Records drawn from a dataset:
★ ★ ★ ★

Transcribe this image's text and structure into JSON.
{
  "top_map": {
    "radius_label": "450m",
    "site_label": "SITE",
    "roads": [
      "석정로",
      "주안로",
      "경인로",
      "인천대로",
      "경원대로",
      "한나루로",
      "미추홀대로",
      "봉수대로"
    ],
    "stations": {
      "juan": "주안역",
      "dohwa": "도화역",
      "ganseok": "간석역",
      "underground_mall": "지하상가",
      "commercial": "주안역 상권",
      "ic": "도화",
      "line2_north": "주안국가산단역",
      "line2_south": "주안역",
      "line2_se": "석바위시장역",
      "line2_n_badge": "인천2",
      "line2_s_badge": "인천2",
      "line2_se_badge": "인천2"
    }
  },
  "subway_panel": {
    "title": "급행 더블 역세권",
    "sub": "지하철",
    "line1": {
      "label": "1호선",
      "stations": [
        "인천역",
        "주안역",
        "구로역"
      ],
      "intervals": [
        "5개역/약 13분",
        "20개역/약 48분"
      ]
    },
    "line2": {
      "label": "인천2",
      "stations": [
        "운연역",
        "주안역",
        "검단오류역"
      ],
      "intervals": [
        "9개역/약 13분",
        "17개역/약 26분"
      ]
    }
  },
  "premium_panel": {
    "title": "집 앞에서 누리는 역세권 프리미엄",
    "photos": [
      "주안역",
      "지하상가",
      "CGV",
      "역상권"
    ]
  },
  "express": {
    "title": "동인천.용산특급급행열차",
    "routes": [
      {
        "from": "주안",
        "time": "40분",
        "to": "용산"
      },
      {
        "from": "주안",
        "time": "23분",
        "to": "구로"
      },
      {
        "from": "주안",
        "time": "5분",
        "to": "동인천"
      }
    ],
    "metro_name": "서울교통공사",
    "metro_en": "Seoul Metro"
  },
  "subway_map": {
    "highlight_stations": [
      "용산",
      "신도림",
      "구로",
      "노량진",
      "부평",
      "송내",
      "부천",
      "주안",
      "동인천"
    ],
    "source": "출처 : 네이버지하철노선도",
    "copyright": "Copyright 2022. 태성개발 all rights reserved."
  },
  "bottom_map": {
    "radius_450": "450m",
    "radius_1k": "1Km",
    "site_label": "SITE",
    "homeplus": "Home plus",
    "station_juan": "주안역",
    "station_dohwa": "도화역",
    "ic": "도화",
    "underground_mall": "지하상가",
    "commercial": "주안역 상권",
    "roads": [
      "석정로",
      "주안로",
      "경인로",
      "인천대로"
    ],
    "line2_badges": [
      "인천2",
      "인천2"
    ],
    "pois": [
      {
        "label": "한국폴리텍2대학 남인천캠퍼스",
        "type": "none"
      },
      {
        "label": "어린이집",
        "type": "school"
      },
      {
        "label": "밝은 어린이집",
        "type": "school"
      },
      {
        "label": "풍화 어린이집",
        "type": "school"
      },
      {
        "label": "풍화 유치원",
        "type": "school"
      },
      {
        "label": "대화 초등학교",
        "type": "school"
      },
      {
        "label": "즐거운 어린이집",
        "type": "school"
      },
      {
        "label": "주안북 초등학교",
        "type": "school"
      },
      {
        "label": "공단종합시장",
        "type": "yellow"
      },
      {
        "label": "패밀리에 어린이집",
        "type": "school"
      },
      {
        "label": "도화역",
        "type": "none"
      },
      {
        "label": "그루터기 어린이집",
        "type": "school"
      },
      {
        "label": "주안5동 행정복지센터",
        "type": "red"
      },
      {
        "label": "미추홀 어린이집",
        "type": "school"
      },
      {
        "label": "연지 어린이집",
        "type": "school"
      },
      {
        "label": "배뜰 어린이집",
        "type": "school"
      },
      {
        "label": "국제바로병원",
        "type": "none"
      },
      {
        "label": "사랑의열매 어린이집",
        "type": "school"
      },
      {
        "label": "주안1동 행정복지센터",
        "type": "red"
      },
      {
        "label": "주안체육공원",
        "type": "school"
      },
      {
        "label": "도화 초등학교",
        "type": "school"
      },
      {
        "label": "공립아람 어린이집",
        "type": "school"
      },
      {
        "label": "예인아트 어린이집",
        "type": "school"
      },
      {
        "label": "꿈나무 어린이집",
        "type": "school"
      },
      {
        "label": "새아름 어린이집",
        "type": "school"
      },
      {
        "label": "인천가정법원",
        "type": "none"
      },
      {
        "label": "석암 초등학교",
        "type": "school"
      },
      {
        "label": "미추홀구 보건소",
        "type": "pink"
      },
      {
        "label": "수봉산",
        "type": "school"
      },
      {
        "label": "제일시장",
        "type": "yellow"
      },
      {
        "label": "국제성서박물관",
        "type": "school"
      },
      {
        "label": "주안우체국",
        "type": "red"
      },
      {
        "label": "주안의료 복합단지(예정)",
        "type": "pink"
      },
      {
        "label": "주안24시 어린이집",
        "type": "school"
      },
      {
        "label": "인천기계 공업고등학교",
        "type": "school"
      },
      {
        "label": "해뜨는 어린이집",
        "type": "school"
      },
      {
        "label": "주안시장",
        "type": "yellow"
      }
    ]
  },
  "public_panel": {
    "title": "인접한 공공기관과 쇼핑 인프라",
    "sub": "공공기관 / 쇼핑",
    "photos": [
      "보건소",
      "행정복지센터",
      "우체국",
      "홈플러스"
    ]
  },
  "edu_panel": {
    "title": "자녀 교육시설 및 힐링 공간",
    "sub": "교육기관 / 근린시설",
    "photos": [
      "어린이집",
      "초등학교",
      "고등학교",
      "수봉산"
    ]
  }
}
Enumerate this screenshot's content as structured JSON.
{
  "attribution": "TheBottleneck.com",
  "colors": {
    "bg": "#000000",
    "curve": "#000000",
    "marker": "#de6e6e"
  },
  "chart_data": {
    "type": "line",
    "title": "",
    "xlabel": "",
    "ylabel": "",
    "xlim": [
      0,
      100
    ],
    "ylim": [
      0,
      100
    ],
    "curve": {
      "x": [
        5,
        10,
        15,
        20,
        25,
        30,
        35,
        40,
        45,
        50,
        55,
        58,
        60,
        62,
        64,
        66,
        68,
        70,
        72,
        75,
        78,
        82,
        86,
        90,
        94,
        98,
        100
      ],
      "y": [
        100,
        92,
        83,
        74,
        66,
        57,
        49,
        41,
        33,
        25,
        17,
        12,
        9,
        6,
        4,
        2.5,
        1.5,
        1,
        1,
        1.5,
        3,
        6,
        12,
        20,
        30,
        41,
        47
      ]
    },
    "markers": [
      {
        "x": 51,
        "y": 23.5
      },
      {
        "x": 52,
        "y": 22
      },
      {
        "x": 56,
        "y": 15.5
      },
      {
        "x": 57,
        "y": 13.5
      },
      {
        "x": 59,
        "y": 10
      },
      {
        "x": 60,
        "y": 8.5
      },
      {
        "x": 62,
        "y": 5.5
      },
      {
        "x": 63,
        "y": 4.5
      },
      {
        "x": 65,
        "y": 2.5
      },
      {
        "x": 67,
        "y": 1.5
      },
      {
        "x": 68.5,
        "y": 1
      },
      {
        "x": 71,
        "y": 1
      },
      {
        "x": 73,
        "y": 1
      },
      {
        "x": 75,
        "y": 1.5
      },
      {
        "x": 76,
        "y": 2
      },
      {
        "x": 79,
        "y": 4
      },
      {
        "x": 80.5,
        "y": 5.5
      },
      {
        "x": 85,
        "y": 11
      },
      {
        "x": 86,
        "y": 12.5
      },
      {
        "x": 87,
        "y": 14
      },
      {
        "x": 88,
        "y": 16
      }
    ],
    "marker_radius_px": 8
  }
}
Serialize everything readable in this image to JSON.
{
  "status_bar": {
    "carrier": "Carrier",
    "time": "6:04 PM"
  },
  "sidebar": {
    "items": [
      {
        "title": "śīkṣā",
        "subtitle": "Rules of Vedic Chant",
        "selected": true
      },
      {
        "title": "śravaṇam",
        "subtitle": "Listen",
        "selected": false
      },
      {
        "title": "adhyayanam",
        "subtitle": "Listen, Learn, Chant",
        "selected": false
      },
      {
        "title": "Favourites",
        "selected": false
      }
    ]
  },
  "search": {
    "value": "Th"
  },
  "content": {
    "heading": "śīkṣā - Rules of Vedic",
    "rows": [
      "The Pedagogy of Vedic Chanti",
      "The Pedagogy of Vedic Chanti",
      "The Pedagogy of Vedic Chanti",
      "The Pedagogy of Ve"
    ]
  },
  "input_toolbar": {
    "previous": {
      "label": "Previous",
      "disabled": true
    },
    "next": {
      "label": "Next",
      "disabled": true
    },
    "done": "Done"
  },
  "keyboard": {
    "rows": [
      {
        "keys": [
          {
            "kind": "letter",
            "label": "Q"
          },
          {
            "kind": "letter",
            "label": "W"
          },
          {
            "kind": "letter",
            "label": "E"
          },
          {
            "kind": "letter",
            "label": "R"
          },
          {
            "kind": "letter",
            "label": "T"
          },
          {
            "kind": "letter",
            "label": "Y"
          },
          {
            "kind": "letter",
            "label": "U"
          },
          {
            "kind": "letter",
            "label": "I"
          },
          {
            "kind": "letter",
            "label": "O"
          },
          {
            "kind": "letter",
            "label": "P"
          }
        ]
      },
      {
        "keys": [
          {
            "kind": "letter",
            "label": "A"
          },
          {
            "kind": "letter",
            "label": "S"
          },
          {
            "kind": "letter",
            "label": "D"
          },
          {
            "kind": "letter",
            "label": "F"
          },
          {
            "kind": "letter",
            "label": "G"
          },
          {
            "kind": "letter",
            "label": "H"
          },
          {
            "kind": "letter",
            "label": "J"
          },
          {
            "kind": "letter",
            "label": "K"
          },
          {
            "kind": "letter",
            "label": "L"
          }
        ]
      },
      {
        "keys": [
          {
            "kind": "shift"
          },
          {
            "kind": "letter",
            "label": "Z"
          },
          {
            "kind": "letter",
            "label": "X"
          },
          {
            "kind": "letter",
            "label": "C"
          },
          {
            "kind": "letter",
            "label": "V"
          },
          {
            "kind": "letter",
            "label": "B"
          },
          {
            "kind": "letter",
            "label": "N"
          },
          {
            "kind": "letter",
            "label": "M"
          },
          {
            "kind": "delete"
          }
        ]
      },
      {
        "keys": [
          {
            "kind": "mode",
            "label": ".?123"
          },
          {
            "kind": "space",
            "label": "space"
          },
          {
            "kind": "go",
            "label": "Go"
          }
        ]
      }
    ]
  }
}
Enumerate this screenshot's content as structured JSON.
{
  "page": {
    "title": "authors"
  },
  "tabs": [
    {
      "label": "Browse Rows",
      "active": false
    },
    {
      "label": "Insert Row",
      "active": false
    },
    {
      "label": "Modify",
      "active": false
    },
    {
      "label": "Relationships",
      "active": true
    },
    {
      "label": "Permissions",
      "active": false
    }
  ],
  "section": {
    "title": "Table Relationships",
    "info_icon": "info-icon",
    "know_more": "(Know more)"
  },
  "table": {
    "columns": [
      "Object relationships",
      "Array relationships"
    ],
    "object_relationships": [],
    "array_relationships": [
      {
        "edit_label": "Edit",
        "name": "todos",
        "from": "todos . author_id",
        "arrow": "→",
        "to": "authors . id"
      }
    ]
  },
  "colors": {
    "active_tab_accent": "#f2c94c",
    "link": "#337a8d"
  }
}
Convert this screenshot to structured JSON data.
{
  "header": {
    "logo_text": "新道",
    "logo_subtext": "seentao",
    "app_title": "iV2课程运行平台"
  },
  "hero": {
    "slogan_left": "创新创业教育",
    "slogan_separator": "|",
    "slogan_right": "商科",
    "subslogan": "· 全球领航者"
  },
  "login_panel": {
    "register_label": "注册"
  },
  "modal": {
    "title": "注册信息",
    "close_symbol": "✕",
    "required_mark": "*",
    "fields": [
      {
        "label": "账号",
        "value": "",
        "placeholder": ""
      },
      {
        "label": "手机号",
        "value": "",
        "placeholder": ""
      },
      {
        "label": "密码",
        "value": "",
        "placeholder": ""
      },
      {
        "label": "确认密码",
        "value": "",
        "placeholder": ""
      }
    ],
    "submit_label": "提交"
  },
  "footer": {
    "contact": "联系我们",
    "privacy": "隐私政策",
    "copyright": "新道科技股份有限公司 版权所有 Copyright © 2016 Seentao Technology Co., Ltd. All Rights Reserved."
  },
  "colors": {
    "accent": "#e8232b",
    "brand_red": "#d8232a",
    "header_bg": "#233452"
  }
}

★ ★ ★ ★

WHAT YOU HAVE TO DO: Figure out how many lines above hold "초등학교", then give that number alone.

WRITTEN ANSWER: 5